DATA RECORDS:
Segment Open

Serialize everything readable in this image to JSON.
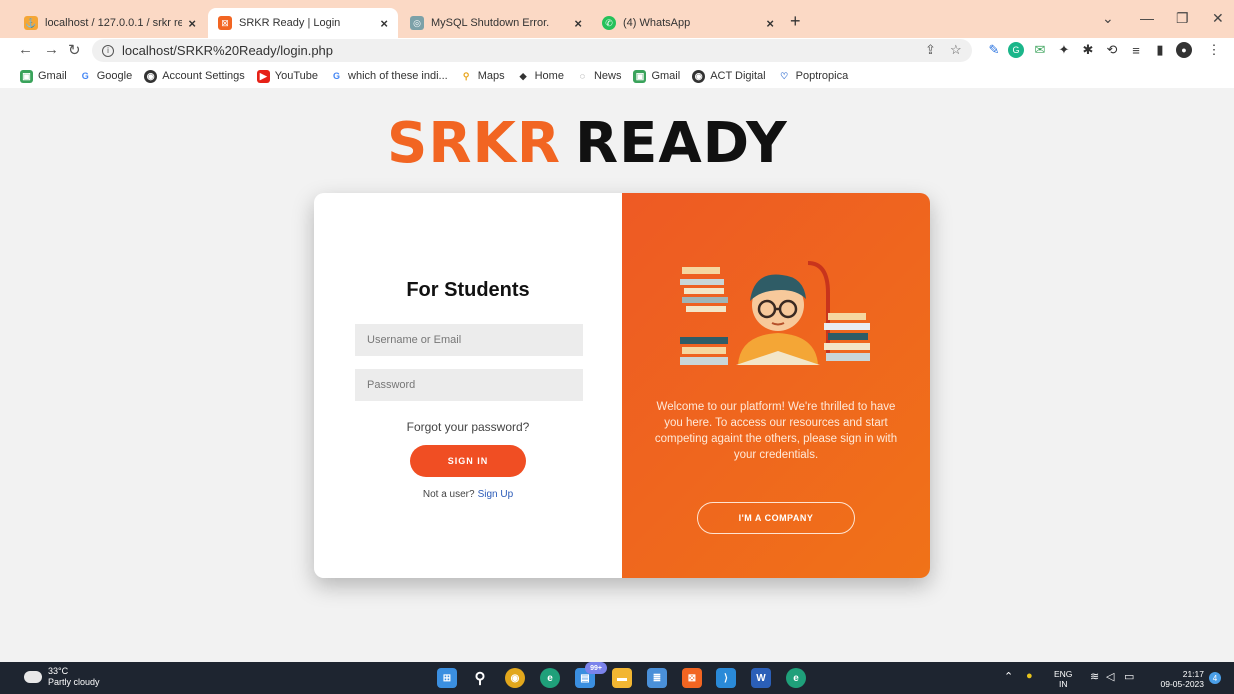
{
  "tabs": [
    {
      "title": "localhost / 127.0.0.1 / srkr ready",
      "icon": "phpmyadmin-icon"
    },
    {
      "title": "SRKR Ready | Login",
      "icon": "xampp-icon"
    },
    {
      "title": "MySQL Shutdown Error.",
      "icon": "globe-icon"
    },
    {
      "title": "(4) WhatsApp",
      "icon": "whatsapp-icon"
    }
  ],
  "address": {
    "url": "localhost/SRKR%20Ready/login.php"
  },
  "bookmarks": [
    {
      "label": "Gmail",
      "icon": "gmail-icon"
    },
    {
      "label": "Google",
      "icon": "google-icon"
    },
    {
      "label": "Account Settings",
      "icon": "chrome-icon"
    },
    {
      "label": "YouTube",
      "icon": "youtube-icon"
    },
    {
      "label": "which of these indi...",
      "icon": "google-icon"
    },
    {
      "label": "Maps",
      "icon": "maps-icon"
    },
    {
      "label": "Home",
      "icon": "home-icon"
    },
    {
      "label": "News",
      "icon": "news-icon"
    },
    {
      "label": "Gmail",
      "icon": "gmail-icon"
    },
    {
      "label": "ACT Digital",
      "icon": "chrome-icon"
    },
    {
      "label": "Poptropica",
      "icon": "poptropica-icon"
    }
  ],
  "logo": {
    "part1": "SRKR",
    "part2": "READY"
  },
  "login": {
    "title": "For Students",
    "username_placeholder": "Username or Email",
    "password_placeholder": "Password",
    "forgot": "Forgot your password?",
    "signin": "SIGN IN",
    "not_user": "Not a user?",
    "signup": "Sign Up"
  },
  "welcome_panel": {
    "text": "Welcome to our platform! We're thrilled to have you here. To access our resources and start competing againt the others, please sign in with your credentials.",
    "company_button": "I'M A COMPANY"
  },
  "taskbar": {
    "temperature": "33°C",
    "weather": "Partly cloudy",
    "lang1": "ENG",
    "lang2": "IN",
    "time": "21:17",
    "date": "09-05-2023",
    "notifications": "4",
    "store_badge": "99+"
  },
  "colors": {
    "brand_orange": "#f26522",
    "panel_orange": "#ee5a24",
    "tabstrip": "#fbd9c5"
  }
}
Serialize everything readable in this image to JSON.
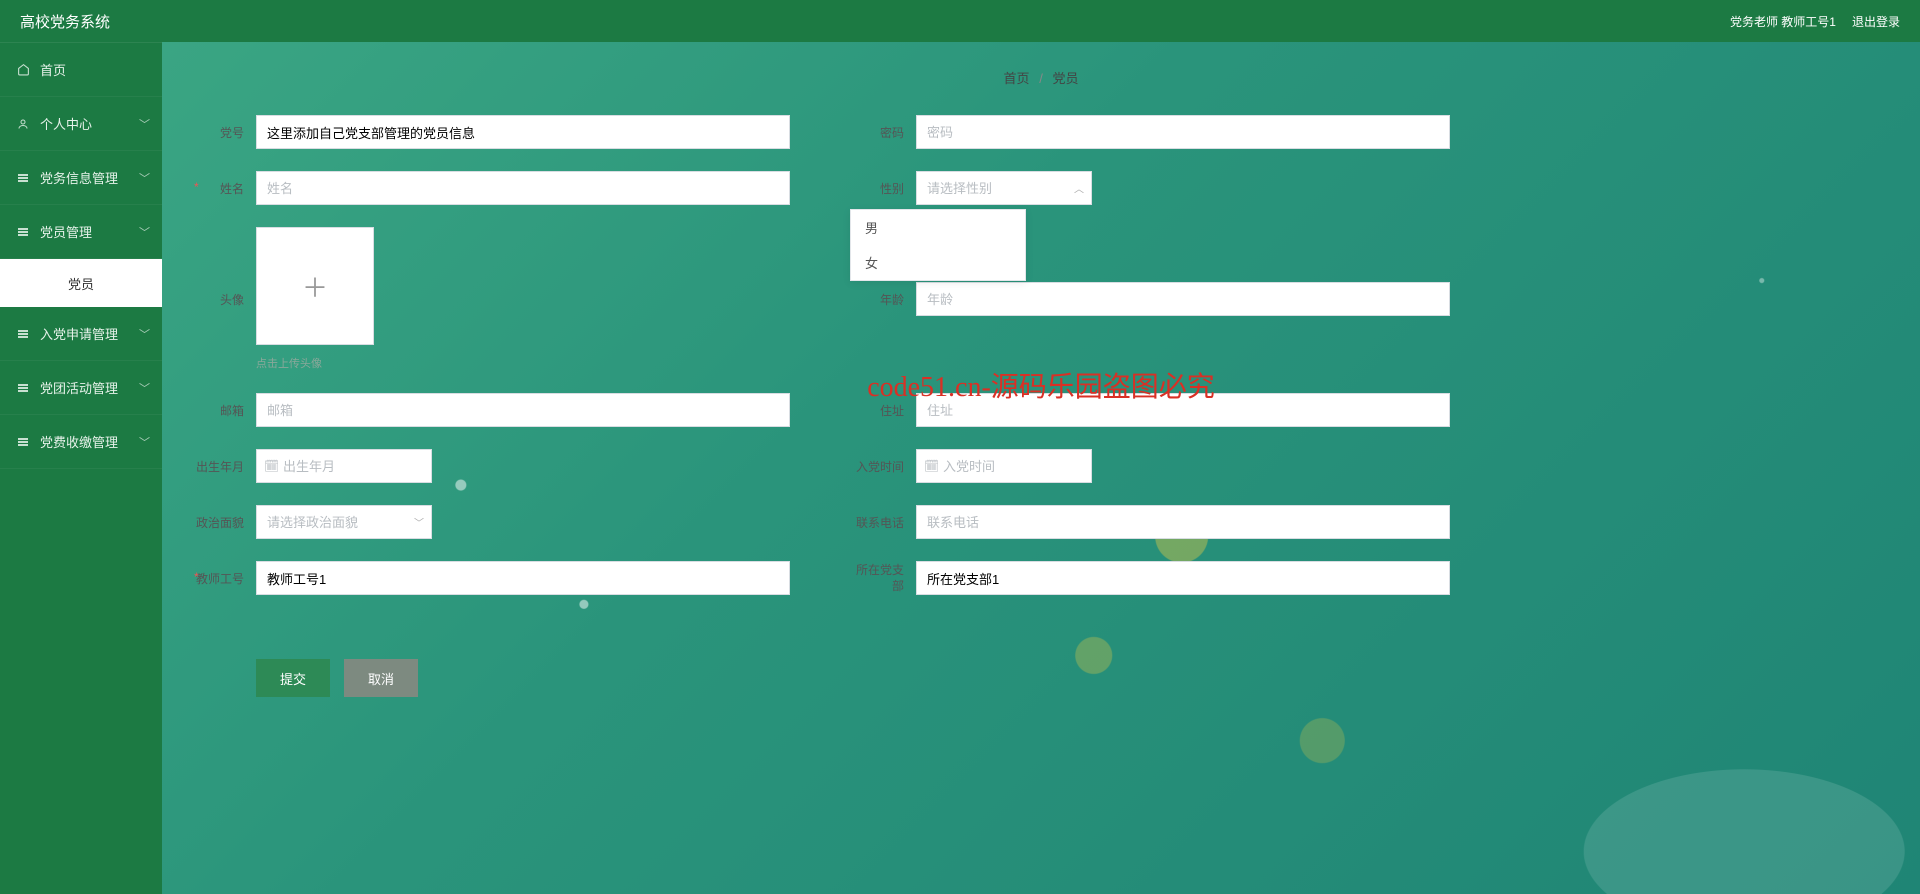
{
  "header": {
    "title": "高校党务系统",
    "user": "党务老师 教师工号1",
    "logout": "退出登录"
  },
  "sidebar": {
    "items": [
      {
        "label": "首页",
        "icon": "home"
      },
      {
        "label": "个人中心",
        "icon": "user",
        "expandable": true
      },
      {
        "label": "党务信息管理",
        "icon": "list",
        "expandable": true
      },
      {
        "label": "党员管理",
        "icon": "list",
        "expandable": true,
        "active": true
      },
      {
        "label": "入党申请管理",
        "icon": "list",
        "expandable": true
      },
      {
        "label": "党团活动管理",
        "icon": "list",
        "expandable": true
      },
      {
        "label": "党费收缴管理",
        "icon": "list",
        "expandable": true
      }
    ],
    "sub_item": "党员"
  },
  "breadcrumb": {
    "home": "首页",
    "sep": "/",
    "current": "党员"
  },
  "watermark": "code51.cn-源码乐园盗图必究",
  "form": {
    "danghao": {
      "label": "党号",
      "value": "这里添加自己党支部管理的党员信息"
    },
    "mima": {
      "label": "密码",
      "placeholder": "密码"
    },
    "xingming": {
      "label": "姓名",
      "placeholder": "姓名"
    },
    "xingbie": {
      "label": "性别",
      "placeholder": "请选择性别",
      "options": [
        "男",
        "女"
      ]
    },
    "touxiang": {
      "label": "头像",
      "hint": "点击上传头像"
    },
    "nianling": {
      "label": "年龄",
      "placeholder": "年龄"
    },
    "youxiang": {
      "label": "邮箱",
      "placeholder": "邮箱"
    },
    "zhuzhi": {
      "label": "住址",
      "placeholder": "住址"
    },
    "chusheng": {
      "label": "出生年月",
      "placeholder": "出生年月"
    },
    "rudang": {
      "label": "入党时间",
      "placeholder": "入党时间"
    },
    "zhengzhi": {
      "label": "政治面貌",
      "placeholder": "请选择政治面貌"
    },
    "lianxi": {
      "label": "联系电话",
      "placeholder": "联系电话"
    },
    "jiaoshi": {
      "label": "教师工号",
      "value": "教师工号1"
    },
    "zhibu_a": "所在党支",
    "zhibu_b": "部",
    "zhibu": {
      "value": "所在党支部1"
    }
  },
  "buttons": {
    "submit": "提交",
    "cancel": "取消"
  }
}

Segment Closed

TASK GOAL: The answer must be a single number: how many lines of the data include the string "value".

ANSWER BELOW: 3